William Hinesley, III, v. Wendy Knight, 7th Circuit Court of Appeals No. 15-2122, 2016 WL 4758437, 9/13/16
Hinesley’s trial lawyer didn’t object to the state’s presentation of the inculpatory out-of-court statements of the two principal witnesses against him because he wanted all of the witnesses’ statements admitted to show how they had changed their stories and weren’t credible. The Seventh Circuit holds the state courts reasonably concluded trial counsel wasn’t ineffective for adopting and employing this strategy.
Hinesley was charged with sexually assaulting V.V., his 13-year-old foster daughter. His son Billy was already engaged in a sexual relationship with V.V., and he said he saw V.V. pulling her pants back on after the assault. V.V. also told Billy what Hinesley had done. V.V. later recanted, but then recanted the recantation, and also made more equivocal and inconsistent statements. Billy later said he couldn’t remember if he’d seen V.V. pulling on her pants. There was no physical evidence to corroborate V.V.’s allegations, so defense counsel’s strategy at Hinesley’s bench trial was to elicit all of the various pre-trial, out-of-court statements that both V.V. and Billy had made so as to establish the changing nature of their accounts and to suggest that they were not credible as to the alleged assault by Hinesley. Defense counsel thus posed no objection when, during the state’s case, the prosecution asked both Downing, the investigating police officer, and Billy to recount certain out-of-court statements that both V.V. and Billy had made. (Slip op. at 2-13).

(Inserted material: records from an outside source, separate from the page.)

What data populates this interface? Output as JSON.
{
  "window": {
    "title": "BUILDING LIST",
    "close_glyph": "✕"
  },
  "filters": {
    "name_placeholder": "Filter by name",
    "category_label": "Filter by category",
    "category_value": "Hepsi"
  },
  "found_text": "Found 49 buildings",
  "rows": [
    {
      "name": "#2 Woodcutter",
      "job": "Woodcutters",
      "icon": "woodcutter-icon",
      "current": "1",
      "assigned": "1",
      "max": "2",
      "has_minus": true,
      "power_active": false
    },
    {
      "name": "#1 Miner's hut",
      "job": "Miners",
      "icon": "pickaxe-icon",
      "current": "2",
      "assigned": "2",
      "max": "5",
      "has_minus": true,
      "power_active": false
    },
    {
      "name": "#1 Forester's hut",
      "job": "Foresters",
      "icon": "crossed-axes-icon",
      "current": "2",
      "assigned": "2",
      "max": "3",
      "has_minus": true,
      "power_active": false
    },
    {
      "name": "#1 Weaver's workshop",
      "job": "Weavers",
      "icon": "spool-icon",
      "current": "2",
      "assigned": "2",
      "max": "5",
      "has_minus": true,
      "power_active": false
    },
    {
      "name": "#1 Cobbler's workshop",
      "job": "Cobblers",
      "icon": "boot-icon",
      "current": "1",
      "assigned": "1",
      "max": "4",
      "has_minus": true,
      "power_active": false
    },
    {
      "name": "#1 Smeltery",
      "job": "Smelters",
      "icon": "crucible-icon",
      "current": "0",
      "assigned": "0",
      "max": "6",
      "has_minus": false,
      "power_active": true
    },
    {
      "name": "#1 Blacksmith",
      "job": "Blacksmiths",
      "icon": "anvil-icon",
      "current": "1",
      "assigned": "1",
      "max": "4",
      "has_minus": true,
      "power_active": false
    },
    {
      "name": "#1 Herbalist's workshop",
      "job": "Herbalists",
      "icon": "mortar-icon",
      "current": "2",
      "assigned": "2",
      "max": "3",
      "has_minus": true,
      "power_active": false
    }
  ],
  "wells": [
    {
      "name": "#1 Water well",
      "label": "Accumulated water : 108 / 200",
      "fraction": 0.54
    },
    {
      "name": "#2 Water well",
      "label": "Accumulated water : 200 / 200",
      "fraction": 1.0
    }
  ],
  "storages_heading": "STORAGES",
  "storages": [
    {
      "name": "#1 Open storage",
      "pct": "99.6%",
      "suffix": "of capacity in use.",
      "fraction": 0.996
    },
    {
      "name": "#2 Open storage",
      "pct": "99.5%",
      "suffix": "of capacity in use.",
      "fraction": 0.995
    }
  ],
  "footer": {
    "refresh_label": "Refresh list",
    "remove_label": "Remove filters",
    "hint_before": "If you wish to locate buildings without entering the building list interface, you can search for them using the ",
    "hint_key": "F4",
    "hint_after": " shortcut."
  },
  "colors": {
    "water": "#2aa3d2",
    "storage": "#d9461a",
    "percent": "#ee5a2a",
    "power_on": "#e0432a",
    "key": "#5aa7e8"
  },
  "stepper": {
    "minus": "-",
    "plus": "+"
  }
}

Hinesley’s direct appeal alleged trial counsel was ineffective for allowing the state to elicit the testimony without limitation, rather than just using the statements on cross-examination, because it allowed the state to present its strongest version of its case right from the start. The state courts rejected this claim, concluding trial counsel’s strategy was not unreasonable and, even if it was, did not prejudice the defense. (Slip op. at 13-17).
The Seventh Circuit holds the state courts’ decisions were not unreasonable under AEDPA’s “doubly deferential” approach to IAC claims, Knowles v. Mirzayance, 556 U.S. 111, 123 (2009): Strickland v. Washington‘s inquiry is “highly deferential” to a lawyer’s plausible strategic choices, 466 U.S. 688, 689 (1984), and the habeas court’s review under is “highly deferential” to the state courts that resolved Hinesley’s ineffectiveness claim in the first instance, Burt v. Titlow, 134 S.Ct. 10, 15 (2013). Because the prior inconsistent statements of V.V. and Billy were admissible and would have been elicited at some point, whether by the state or the defense, given the defense strategy, when and how the statements were elicited would not have mattered much, if at all, to the fact-finder. (Slip op. at 21-24). For the same reason, having the statements elicited first by the state wasn’t prejudicial. (Slip op. at 24-25).
The conclusion that defense counsels wasn’t ineffective is much bolstered by the fact that, “[c]onsistent with his declared strategy, counsel did drive home each and every one of the inconsistencies among the statements that V.V. and Billy had made over time. [Defense counsel] advised the judge in his opening statement that she was ‘going to hear inconsistent statement after inconsis[tent] statement,’ … and he made good on that promise. His cross-examination of both witnesses was thorough, and in fact, both V.V. and Billy freely acknowledged the differences in the statements they had made over time.” (Slip op. at 23). This is especially so with regard to prejudice, as whatever advantage the state may have reaped by presenting the statements first “was short-lived, given defense counsel’s relentless cross-examination of both V.V. and Billy as to the significant retractions and inconsistencies in their accounts.” (Slip op. at 25).
Hinesley also alleged trial counsel was ineffective for failing to object to statements vouching for the credibility of V.V. (slip op. at 12-13), but this claim “fail[s] for want of prejudice. …. The two statements—one in court, one out of court—were isolated, were not belabored, were not cited by the State in its closing argument, and were highly unlikely to have influenced the judge’s assessment of guilt.” (Slip op. at 26).